═════ MATERIAL FOR THE TASK

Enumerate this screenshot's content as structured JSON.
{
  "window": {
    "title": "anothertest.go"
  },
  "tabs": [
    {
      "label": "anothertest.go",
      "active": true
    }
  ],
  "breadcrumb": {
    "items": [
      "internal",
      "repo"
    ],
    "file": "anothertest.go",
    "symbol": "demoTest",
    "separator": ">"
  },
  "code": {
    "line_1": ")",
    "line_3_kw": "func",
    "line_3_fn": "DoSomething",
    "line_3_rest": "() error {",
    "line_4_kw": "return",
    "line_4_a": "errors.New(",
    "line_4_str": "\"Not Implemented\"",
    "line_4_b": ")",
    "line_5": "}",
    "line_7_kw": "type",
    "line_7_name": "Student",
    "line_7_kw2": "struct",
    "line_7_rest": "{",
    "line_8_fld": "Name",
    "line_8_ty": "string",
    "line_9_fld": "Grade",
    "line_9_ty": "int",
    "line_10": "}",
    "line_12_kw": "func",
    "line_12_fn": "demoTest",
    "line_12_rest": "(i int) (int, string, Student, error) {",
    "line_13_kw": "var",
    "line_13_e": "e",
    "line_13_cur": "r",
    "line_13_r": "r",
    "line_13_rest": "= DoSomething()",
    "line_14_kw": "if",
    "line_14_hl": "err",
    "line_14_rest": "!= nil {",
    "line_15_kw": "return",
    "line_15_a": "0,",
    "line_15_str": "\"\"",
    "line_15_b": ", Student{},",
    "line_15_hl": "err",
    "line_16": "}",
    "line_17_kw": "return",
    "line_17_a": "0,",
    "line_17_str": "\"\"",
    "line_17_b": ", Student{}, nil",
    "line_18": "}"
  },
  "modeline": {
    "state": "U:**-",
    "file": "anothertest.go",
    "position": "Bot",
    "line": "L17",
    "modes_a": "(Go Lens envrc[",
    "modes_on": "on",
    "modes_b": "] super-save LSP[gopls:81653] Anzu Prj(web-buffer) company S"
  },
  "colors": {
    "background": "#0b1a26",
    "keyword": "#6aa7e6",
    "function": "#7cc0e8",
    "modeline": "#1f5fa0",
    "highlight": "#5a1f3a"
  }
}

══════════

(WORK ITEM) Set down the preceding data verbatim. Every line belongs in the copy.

(SOLUTION TO THIS TASK)
Enumerate this screenshot's content as structured JSON.
{
  "window": {
    "title": "anothertest.go"
  },
  "tabs": [
    {
      "label": "anothertest.go",
      "active": true
    }
  ],
  "breadcrumb": {
    "items": [
      "internal",
      "repo"
    ],
    "file": "anothertest.go",
    "symbol": "demoTest",
    "separator": ">"
  },
  "code": {
    "line_1": ")",
    "line_3_kw": "func",
    "line_3_fn": "DoSomething",
    "line_3_rest": "() error {",
    "line_4_kw": "return",
    "line_4_a": "errors.New(",
    "line_4_str": "\"Not Implemented\"",
    "line_4_b": ")",
    "line_5": "}",
    "line_7_kw": "type",
    "line_7_name": "Student",
    "line_7_kw2": "struct",
    "line_7_rest": "{",
    "line_8_fld": "Name",
    "line_8_ty": "string",
    "line_9_fld": "Grade",
    "line_9_ty": "int",
    "line_10": "}",
    "line_12_kw": "func",
    "line_12_fn": "demoTest",
    "line_12_rest": "(i int) (int, string, Student, error) {",
    "line_13_kw": "var",
    "line_13_e": "e",
    "line_13_cur": "r",
    "line_13_r": "r",
    "line_13_rest": "= DoSomething()",
    "line_14_kw": "if",
    "line_14_hl": "err",
    "line_14_rest": "!= nil {",
    "line_15_kw": "return",
    "line_15_a": "0,",
    "line_15_str": "\"\"",
    "line_15_b": ", Student{},",
    "line_15_hl": "err",
    "line_16": "}",
    "line_17_kw": "return",
    "line_17_a": "0,",
    "line_17_str": "\"\"",
    "line_17_b": ", Student{}, nil",
    "line_18": "}"
  },
  "modeline": {
    "state": "U:**-",
    "file": "anothertest.go",
    "position": "Bot",
    "line": "L17",
    "modes_a": "(Go Lens envrc[",
    "modes_on": "on",
    "modes_b": "] super-save LSP[gopls:81653] Anzu Prj(web-buffer) company S"
  },
  "colors": {
    "background": "#0b1a26",
    "keyword": "#6aa7e6",
    "function": "#7cc0e8",
    "modeline": "#1f5fa0",
    "highlight": "#5a1f3a"
  }
}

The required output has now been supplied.